"Codename Prague" Book Review
Written by Steve Pattee
Published by Raw Dog Screaming Press
Look. Spit it out. I'm out of one-liners and it's time for breakfast. Eggs and bacon. No toast. – Vincent Prague
Written by D. Harlan Wilson
2010, 195 pages, Bizarro Fiction
Book released on January 17th, 2011
There is no doubt I've mentioned in a prior review or three that the worst part of this gig is when you really like something, but you have no idea in hell how to convey that passion to the reader...especially when you are stuck in how to describe what the heck you just experienced (be it a book, film, music, whatever).That's the struggle I'm having with D. Harlan Wilson's Codename Prague.
To put it in perspective, for those that have seen Doomsday (and liked it, as I did), how do you describe it to your friends? Is it Mad Max? Is it 28 Days Later? Is it Excalibur? In reality, it's all of those and more. But to describe it other than something along the lines of "a 35-year-old got a shit ton of money and made the movie he has wanted to see since he was 13" is a pretty tall order.
Codename Prague is a mashup of science, insanity, mad scientists, short-tempered special agents, epic Scorsese character battles, a Frankenstein monster that is part Adolf Hitler, part John Keats, and a fistful of ultra-violent chop suey. While the book is the second in the Scikungfi Trilogy, it doesn't seem to share much with its predecessor, Dr. Identity, or, Farewell to Plaquedemia, other than it has the same whacked out universe where anything seems possible and usually involves pain.
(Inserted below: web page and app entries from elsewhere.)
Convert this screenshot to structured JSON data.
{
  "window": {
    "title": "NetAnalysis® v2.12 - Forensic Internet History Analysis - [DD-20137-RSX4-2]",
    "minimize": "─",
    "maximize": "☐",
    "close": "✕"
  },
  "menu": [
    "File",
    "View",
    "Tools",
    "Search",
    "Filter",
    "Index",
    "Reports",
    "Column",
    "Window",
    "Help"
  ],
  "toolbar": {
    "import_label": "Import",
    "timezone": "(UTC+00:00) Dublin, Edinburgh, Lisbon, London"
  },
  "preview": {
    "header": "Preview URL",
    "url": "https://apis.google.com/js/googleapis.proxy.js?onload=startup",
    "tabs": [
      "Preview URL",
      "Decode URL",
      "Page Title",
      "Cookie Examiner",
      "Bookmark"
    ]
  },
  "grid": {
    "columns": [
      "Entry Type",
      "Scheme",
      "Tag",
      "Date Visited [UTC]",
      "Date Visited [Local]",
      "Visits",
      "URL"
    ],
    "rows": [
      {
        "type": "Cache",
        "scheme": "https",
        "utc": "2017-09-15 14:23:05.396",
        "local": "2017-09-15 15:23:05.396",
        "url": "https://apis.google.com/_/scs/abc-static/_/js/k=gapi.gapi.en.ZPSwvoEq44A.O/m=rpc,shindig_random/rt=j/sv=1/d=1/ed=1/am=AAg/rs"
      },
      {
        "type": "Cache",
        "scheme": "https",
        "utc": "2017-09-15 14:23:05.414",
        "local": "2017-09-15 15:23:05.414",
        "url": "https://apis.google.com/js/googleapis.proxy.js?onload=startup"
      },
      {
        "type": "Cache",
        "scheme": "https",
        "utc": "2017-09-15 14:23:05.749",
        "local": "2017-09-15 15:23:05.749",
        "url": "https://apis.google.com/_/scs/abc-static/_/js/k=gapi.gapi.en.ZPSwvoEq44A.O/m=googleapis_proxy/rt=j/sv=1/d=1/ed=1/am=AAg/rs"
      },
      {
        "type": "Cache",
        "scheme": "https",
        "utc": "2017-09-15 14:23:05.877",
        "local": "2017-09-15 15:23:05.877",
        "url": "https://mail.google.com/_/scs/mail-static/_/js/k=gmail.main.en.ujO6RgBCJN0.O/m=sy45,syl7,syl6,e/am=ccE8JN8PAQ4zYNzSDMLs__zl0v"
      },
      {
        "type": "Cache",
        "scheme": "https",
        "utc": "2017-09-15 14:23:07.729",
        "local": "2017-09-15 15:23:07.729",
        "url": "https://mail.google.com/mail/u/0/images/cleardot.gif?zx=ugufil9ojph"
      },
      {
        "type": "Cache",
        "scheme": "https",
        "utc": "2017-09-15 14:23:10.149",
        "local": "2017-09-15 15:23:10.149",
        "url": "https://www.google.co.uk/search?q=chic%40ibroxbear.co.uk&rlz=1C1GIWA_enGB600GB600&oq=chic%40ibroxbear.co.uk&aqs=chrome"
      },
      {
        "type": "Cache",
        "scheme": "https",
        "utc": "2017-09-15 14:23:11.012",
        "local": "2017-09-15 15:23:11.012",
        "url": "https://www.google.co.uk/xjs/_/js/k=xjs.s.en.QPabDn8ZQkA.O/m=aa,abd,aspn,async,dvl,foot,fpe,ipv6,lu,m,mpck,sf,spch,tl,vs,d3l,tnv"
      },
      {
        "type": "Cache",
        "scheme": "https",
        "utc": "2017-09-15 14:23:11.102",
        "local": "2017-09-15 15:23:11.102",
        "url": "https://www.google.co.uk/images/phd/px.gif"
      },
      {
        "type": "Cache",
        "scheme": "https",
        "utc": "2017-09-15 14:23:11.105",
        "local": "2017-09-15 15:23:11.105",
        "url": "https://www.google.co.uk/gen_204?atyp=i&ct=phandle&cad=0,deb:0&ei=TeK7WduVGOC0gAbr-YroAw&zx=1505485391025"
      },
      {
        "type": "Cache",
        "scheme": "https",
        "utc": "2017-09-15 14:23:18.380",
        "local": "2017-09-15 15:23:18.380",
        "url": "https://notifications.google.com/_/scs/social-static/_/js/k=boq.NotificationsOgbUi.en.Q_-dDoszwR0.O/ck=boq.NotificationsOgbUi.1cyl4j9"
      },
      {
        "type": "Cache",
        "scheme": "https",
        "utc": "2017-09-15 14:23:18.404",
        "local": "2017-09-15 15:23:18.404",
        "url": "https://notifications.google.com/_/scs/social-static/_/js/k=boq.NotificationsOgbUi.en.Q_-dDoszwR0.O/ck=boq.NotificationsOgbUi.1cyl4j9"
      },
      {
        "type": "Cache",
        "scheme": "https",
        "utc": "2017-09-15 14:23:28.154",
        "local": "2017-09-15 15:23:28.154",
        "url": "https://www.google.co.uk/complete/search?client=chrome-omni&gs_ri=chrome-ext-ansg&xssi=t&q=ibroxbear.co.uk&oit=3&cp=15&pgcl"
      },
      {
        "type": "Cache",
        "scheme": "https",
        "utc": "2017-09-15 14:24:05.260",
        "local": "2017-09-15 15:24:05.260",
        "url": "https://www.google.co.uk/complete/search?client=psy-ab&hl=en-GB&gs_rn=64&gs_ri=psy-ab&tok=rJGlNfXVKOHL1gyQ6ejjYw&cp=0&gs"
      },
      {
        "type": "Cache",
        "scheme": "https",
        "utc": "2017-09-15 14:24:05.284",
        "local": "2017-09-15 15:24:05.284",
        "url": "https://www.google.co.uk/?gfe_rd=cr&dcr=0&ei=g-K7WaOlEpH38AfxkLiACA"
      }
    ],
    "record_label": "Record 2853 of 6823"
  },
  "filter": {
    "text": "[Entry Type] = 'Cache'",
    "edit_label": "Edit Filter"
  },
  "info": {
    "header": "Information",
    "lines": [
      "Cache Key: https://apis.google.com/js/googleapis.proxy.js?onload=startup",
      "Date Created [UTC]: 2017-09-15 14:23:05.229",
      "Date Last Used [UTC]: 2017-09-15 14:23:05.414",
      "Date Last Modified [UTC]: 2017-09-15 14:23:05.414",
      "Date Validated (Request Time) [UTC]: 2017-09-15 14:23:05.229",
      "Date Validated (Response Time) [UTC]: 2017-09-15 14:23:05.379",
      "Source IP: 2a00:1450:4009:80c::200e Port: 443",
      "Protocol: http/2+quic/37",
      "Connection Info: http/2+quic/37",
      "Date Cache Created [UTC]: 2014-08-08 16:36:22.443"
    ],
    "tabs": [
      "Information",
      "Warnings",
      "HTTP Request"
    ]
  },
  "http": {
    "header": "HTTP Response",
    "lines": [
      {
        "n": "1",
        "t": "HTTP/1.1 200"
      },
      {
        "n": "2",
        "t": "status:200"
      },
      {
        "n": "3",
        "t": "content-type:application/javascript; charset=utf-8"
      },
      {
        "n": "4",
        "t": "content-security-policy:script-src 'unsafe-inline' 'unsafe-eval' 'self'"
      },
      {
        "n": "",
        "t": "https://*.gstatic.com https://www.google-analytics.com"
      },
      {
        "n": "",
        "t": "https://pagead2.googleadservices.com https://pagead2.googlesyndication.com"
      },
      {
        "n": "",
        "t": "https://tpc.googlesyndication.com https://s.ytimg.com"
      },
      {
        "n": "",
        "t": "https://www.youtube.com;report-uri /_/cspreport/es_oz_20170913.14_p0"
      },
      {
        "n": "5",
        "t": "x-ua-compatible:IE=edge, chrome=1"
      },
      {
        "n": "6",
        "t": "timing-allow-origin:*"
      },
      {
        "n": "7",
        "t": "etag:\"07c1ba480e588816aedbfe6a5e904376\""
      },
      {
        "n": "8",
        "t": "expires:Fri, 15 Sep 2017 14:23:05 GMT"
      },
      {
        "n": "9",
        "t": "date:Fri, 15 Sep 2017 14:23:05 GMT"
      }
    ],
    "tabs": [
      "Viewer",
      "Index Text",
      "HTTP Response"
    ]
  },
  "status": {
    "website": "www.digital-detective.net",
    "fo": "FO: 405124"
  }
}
The book starts with Vincent Prague, our protagonist, being awakened by two MAP (Ministry of Applied Pressure) agents with orders to bring him in, hard or easy. His choice. Naturally, things have to be done the difficult way and after a throwdown consisting of punches, shots, sliced off (and replaced) ears and more, Prague eventually communicates with the man who sent the heavies: Commodore Ronald Rabelais. Not just Prague's boss, Rabelais is the General Assistant Managerial Choreographer of Mortal Affairs for the Ministry of Applied Pressure's Department of Anthroplogism. Tell me that's not the Best Title Ever.
After some video phone chit-chat, Prague heads to Rabelais' office (with some fights on the way, of course) to get his new assignment.
Meanwhile, in an unrelated side story (that eventually becomes related, but not too deeply), Dr. Teufelsdröckh is working to create the perfect monster. The aforementioned cross between Hitler and Keats, with the looks of Jan Claude Van Damme. I am not shitting you.
And somewhere in the middle, Prague has an epic battle with the The Scorsese Boys gang (consisting of androids that "included the meanest, craziest and most vicious of director Martin Scorsese's anti-heroes: Casino's Nicky Santoro, Gangs of New York's Bill the Butcher, Cape Fear's Max Cady, GoodFellas' Tommy DeVito, The Departed's Francis Costello, and Taxi Driver's Travis Bickle." Even as skilled as Prague is, The Scorsese Boys get the best of him and he ends up being incarcerated for 18 years. But this is author D. Harlan Wilson's world, so 18 years can be 18 minutes and it all makes a crazy sort of sense.
Wilson's writing fascinates me. Codename Prague is cohesive insanity. As you read it, your brain is screaming that none of it should make sense, while at the same time everything is crystal clear. The chapters bounce between Prague's unclear mission and Dr. Teufelsdröckh's adventures with his creation, with seemingly no connection. Eventually, the two do cross paths and, when they do, it's almost more of a random coincidence than a plot device. Yet it's perfectly fitting within the story's confines. This frenetic style makes you think that it's written by someone suffering from severe ADD on a three day coke binge, but it constantly maintains an intangible structure that just shouldn't work, but does, and marvelously so.
Codename Prague is the type of book that people will either like or loath. If Wilson were a filmmaker, he'd be in the camp of David Lynch or Alejandro Jodorowsky. You will either enjoy it or you won't. But if you like a bit of coherent madness in a world filled with senseless violence, Codename Prague will be right up your alley.